They are always dry! they tend to hurt but then my right eye will just water so much i can never wear makeup or do anything to it becuase of how much it waters but other times they ill be so dry it ...
Hi there. I am 33 years old and have never had glasses or contacts. I had an eye exam today because I feel like when I read or stare at the computer for too long my eyes get tired and start to blur. M...
i wake up every morning and my left eye is always red. i went to so many eye doctors and they just tell me its because it is dry and then finally one told me that i had an ulcer in my eye and there ...
I saw a product advertised that claims to repair scratched eye glasses. It appeared to be a swab dipped in liquid. Does anyone know if this is effective?...

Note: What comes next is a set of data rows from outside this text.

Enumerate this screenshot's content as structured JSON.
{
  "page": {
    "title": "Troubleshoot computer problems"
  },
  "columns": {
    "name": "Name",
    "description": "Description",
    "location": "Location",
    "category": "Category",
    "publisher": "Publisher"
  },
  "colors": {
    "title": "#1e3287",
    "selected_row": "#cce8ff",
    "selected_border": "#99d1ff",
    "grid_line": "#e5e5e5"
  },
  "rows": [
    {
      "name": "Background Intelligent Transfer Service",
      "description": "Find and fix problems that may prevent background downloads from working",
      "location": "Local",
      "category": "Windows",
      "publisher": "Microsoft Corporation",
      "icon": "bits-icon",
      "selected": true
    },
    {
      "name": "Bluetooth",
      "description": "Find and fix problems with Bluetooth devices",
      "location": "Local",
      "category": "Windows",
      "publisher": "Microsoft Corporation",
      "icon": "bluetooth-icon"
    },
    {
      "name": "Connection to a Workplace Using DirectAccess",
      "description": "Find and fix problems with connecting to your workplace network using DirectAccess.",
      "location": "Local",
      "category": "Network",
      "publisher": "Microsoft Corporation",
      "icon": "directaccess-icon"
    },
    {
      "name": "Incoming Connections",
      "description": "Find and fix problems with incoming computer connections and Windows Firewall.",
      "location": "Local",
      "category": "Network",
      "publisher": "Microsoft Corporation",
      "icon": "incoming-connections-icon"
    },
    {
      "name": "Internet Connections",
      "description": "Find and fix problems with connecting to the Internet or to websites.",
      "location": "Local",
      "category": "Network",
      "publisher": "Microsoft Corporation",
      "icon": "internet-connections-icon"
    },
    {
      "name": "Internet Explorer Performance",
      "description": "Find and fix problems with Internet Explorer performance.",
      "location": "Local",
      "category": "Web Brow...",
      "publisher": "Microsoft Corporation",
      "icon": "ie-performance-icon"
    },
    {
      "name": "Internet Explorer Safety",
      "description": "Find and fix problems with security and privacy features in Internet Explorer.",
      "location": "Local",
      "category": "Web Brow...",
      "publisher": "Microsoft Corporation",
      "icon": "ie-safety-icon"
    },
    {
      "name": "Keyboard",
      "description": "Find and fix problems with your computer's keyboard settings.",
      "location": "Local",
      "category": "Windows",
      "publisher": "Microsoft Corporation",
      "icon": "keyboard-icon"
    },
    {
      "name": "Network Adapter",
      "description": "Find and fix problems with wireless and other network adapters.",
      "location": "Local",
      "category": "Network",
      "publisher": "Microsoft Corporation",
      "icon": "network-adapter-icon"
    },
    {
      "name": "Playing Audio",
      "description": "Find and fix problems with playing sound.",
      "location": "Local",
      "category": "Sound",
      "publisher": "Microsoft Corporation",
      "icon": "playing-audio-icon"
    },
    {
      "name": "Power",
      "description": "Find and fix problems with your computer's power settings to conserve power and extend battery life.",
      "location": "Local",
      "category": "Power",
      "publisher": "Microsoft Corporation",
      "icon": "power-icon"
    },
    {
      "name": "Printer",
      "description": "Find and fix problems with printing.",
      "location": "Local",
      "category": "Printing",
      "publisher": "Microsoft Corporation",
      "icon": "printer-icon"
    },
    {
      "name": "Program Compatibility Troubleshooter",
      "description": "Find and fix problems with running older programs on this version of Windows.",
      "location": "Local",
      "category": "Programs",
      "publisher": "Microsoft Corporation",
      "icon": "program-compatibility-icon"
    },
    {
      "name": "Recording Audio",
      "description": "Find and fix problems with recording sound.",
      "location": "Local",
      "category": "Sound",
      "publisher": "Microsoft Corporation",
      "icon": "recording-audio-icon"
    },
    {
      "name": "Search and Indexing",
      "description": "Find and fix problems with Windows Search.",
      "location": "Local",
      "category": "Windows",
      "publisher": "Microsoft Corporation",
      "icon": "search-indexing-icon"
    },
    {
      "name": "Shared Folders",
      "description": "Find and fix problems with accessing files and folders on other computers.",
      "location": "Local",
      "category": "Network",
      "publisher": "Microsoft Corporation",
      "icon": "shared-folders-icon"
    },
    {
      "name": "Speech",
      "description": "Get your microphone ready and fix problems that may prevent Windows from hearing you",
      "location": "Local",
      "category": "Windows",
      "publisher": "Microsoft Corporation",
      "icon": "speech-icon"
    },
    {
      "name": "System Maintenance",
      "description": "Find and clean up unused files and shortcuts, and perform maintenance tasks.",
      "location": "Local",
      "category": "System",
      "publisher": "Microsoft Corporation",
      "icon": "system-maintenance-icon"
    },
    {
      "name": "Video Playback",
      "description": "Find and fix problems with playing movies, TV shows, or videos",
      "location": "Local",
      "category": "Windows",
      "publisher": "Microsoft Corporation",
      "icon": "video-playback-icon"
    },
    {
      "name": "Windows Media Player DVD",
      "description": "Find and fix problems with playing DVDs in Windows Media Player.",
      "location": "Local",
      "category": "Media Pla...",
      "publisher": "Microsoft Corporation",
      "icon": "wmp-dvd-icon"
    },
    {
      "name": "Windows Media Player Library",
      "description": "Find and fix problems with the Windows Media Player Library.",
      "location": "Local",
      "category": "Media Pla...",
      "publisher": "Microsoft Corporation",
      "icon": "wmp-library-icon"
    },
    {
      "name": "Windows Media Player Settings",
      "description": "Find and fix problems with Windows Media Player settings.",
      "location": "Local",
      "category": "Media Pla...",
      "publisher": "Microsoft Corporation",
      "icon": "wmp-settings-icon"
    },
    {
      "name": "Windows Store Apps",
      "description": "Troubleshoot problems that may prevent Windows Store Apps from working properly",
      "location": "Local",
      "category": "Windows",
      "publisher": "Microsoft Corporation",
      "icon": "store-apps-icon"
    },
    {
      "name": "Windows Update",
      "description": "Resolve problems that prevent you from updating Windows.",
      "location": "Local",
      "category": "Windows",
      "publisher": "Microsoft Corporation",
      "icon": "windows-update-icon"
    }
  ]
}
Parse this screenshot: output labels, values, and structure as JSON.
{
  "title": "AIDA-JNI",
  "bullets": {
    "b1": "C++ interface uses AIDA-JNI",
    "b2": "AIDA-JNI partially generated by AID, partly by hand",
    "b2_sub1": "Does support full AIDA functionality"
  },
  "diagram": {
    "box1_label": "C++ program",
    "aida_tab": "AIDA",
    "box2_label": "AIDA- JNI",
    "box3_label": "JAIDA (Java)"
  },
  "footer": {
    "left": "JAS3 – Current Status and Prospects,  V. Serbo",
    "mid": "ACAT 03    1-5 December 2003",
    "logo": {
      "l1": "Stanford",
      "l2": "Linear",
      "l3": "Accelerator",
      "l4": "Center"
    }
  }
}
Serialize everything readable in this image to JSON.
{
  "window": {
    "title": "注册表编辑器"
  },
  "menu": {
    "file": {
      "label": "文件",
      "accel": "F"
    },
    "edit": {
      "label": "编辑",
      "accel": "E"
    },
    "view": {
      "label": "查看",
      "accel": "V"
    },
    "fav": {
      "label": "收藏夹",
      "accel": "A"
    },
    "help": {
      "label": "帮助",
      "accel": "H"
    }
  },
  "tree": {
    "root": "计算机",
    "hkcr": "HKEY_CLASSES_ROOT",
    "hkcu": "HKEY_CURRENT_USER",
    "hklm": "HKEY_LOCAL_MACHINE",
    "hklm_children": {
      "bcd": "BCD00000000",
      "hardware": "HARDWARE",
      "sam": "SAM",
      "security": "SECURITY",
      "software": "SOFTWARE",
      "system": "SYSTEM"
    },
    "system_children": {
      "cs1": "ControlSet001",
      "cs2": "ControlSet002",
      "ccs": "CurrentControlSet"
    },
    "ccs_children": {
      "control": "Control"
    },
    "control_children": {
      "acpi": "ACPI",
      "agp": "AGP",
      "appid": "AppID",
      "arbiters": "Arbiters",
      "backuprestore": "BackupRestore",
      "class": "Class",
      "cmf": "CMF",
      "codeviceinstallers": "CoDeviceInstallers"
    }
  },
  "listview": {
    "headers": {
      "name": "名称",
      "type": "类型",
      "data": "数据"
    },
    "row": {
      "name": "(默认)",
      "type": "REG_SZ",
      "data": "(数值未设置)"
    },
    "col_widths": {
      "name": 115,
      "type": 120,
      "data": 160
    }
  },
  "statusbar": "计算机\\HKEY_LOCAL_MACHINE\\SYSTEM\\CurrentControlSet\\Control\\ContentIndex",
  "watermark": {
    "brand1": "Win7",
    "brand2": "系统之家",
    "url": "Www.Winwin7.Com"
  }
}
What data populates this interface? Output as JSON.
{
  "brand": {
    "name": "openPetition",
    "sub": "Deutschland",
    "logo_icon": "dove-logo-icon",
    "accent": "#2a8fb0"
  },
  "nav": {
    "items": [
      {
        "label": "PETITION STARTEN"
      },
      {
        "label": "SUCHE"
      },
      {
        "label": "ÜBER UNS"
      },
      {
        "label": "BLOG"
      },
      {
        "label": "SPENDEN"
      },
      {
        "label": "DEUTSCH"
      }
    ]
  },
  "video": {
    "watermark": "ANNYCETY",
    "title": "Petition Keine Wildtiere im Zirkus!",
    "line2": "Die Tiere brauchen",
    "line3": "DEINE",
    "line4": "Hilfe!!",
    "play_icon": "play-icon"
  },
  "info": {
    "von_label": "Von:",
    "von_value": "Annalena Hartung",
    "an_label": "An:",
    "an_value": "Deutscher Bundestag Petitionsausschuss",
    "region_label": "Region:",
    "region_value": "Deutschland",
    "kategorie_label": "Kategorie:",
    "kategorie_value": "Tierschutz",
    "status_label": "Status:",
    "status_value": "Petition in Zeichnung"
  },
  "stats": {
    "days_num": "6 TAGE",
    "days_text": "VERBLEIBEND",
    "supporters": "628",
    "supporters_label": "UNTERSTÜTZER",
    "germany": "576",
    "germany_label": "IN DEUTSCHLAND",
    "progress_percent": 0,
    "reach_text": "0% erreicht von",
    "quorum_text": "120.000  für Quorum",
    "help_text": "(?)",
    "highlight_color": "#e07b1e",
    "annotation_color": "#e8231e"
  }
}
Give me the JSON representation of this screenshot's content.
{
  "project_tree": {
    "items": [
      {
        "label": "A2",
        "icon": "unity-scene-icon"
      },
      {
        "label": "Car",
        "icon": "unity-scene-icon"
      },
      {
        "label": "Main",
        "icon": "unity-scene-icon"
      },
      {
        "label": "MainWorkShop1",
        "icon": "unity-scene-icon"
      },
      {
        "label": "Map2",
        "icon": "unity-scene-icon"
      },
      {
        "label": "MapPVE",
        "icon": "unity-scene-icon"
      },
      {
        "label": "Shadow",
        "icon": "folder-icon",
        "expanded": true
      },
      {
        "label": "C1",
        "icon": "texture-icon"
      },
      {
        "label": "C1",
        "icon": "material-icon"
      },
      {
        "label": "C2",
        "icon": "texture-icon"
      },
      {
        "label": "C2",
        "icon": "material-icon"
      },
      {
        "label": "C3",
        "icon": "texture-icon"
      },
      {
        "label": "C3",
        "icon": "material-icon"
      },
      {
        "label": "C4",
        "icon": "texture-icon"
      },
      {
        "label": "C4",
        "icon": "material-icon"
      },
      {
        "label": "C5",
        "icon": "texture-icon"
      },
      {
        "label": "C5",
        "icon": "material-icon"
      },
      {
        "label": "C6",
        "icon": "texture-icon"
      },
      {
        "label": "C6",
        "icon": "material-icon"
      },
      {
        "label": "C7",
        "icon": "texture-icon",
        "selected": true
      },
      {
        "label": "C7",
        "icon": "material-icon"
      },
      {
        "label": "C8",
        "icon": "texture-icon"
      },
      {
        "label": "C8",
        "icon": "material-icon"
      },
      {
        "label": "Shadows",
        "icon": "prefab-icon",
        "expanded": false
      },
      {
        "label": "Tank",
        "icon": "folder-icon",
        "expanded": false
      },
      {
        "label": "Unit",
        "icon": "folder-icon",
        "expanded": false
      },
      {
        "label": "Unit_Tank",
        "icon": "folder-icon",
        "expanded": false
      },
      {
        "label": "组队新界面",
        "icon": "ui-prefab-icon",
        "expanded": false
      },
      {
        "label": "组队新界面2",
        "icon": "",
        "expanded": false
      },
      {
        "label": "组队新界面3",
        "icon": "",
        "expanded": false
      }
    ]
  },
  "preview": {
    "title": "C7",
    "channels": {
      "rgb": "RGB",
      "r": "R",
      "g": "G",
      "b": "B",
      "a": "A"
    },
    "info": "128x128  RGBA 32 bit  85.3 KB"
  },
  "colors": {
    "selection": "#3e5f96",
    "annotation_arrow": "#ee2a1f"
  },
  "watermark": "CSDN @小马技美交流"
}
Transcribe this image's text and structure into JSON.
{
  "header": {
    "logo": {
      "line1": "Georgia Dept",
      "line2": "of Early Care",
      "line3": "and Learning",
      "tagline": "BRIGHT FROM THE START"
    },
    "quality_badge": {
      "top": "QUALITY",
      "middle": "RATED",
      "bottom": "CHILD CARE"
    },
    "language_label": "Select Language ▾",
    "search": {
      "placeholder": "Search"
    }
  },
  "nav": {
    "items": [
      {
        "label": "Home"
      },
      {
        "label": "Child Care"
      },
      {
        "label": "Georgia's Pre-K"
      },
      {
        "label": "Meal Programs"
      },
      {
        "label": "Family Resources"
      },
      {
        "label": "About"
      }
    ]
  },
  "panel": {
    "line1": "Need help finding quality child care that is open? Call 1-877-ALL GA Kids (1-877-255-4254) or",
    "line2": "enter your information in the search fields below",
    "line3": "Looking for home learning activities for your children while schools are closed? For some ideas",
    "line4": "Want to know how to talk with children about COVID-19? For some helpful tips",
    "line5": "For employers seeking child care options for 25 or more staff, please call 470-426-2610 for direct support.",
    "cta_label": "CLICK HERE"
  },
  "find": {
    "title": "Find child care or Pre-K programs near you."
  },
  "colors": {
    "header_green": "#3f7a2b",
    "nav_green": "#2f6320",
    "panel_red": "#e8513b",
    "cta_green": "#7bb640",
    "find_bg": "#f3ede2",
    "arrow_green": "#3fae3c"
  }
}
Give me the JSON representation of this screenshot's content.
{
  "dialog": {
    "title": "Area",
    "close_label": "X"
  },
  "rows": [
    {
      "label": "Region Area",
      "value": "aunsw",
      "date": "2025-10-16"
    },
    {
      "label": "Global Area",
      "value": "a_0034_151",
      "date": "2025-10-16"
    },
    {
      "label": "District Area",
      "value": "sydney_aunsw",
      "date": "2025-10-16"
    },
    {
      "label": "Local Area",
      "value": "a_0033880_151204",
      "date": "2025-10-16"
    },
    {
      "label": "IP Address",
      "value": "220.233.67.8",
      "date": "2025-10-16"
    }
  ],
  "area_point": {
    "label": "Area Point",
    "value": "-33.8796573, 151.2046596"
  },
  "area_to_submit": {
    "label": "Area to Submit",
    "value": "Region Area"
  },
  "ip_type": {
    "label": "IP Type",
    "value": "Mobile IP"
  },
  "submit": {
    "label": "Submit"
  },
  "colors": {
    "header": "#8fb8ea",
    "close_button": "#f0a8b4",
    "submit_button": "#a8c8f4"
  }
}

What can i put my contacts in besides saline solution?
i really need to take my contacts out; i've had them in for four days, but i don't have any saline solution left..can i put them in water or something? Additional Details um, what's distilled water?
If you do store them in water, don't put them on right away. Soak them in a saline solution for several hours. That's because putting contacts on that have been soaking in water will literally become glued to your eyes and it's very uncomfortable.
If I run out of saline solution, then I will temporarily put them in tap water until I can get to the store and buy fresh saline. Just remember though to let them soak in saline again for about 30 minutes before reapplying. Never put them in with water. It is very uncomfortable.
distilled water.. but not for too long.
I suppose you cant get to any solution. Well water will work... it will just feel funny when you put them back in. Yeah you do need to take them out before you get an infection.
Um, put them in water and right when you wake up wash them off and put them back it.You need to be care-ful they dont dry out.
First of all, saline solution is meant just for rinsing, it has no properties to clean or disinfect your lenses.
If you are really stuck, boil some water,preferably bottled water, let it cool, then put your lenses into small, covered containers.
Then, don't wear them again until they have soaked at least 6 hours in a multi purpose solution to kill any bacteria from the water that your lenses have soaked up.
You can get some very nasty, serious infections from tap water microbes in your lenses.
Soaking the lenses for 30 minutes in saline after being in water, does not do any good at all...saline won't kill any bacteria.
You were told wrong....or you understood wrong...saline is just for rinsing, not for cleaning or disinfecting, or storage of your lenses.
You need a multi purpose solution such as Opti Free, or Renu..that is what will clean and disinfect your lenses....and that is what they have to be stored in...not saline.
First and foremost, I don't mean to "preach" at you but if you are going to wear contact lenses you need to reasses if you are responsible enough to continue wearing them. You are not valuing your dependency on your eyes or the possibility of severe infections that can occur with contact lens overwear and mismanagment.
Your best plan is to disgard the current pair of contact lenses you are wearing and replace with a new pair once you have purchased contact lens multipurpose solution.
It is not ok to use any water and here's the reason to NEVER use tap water. Below is some information about Acanthamoeba infections and keep in mind this is one of the hardest infections to treat and often leads to a corneal transplant. It is in the best interest of your eye health for you to throw away that pair of contact lenses.
Please look at the photo link and read the text below:
"Acanthamoeba keratitis is becoming more prevalent amongst people who wear contact lenses, especially soft lenses. Acanthamoeba keratitis is an infection of the cornea caused by a minuscule water-borne ameba. People who are diagnosed with acanthamoeba keratitis frequently suffer corneal ulcerations, which can eventually lead to severe vision loss and blindness.
The organisms that trigger the infection can be found in most environments including domestic tap water, chlorinated swimming pools, hot tubs and bottled water. Peopleâ€™s nasal passages can also contain these organisms.
Risk factors for infection in contact lens wearers are:
Use of tap water during lens care (to rinse lenses or the storage case)
Wearing lenses while swimming (without goggles), showering or in hot tubs
Use of ineffective lens care solutions Failure to follow lens care instructions "